** Requirement **
Copy each line below as it stands, but skip any picture it contains.

Stored records:
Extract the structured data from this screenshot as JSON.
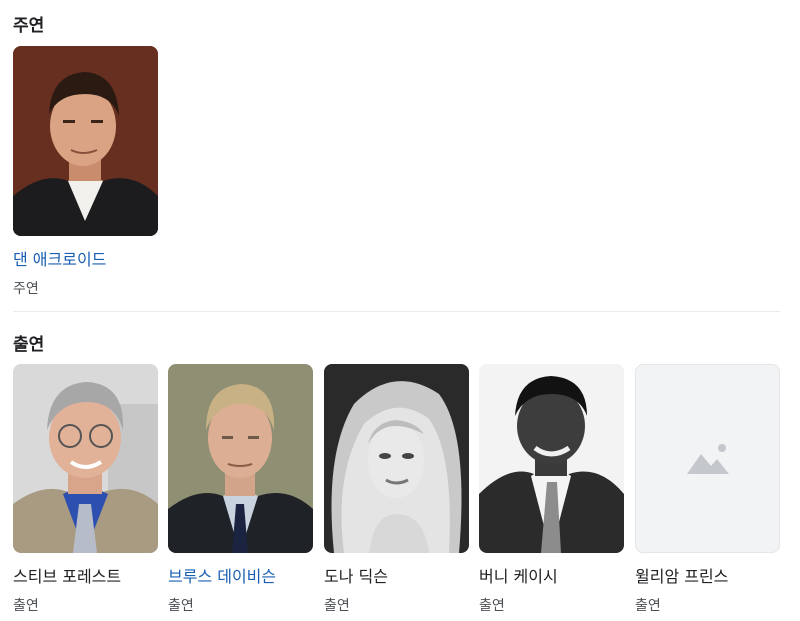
{
  "lead": {
    "title": "주연",
    "cast": [
      {
        "name": "댄 애크로이드",
        "role": "주연",
        "linked": true
      }
    ]
  },
  "supporting": {
    "title": "출연",
    "cast": [
      {
        "name": "스티브 포레스트",
        "role": "출연",
        "linked": false
      },
      {
        "name": "브루스 데이비슨",
        "role": "출연",
        "linked": true
      },
      {
        "name": "도나 딕슨",
        "role": "출연",
        "linked": false
      },
      {
        "name": "버니 케이시",
        "role": "출연",
        "linked": false
      },
      {
        "name": "윌리암 프린스",
        "role": "출연",
        "linked": false
      }
    ]
  },
  "icons": {
    "placeholder": "image-placeholder-icon"
  }
}
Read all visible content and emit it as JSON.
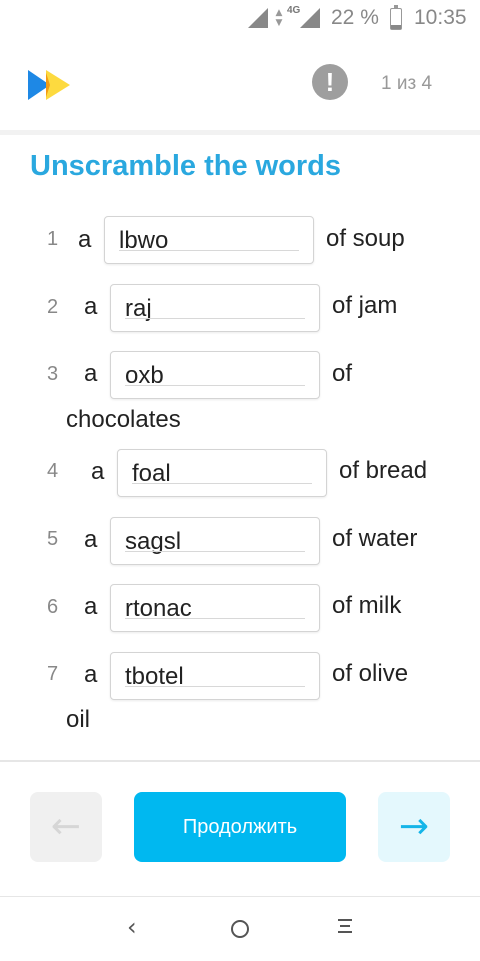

** Response **
Extract the structured data from this screenshot as JSON.
{
  "lead": {
    "title": "주연",
    "cast": [
      {
        "name": "댄 애크로이드",
        "role": "주연",
        "linked": true
      }
    ]
  },
  "supporting": {
    "title": "출연",
    "cast": [
      {
        "name": "스티브 포레스트",
        "role": "출연",
        "linked": false
      },
      {
        "name": "브루스 데이비슨",
        "role": "출연",
        "linked": true
      },
      {
        "name": "도나 딕슨",
        "role": "출연",
        "linked": false
      },
      {
        "name": "버니 케이시",
        "role": "출연",
        "linked": false
      },
      {
        "name": "윌리암 프린스",
        "role": "출연",
        "linked": false
      }
    ]
  },
  "icons": {
    "placeholder": "image-placeholder-icon"
  }
}
Read all visible content and emit it as JSON.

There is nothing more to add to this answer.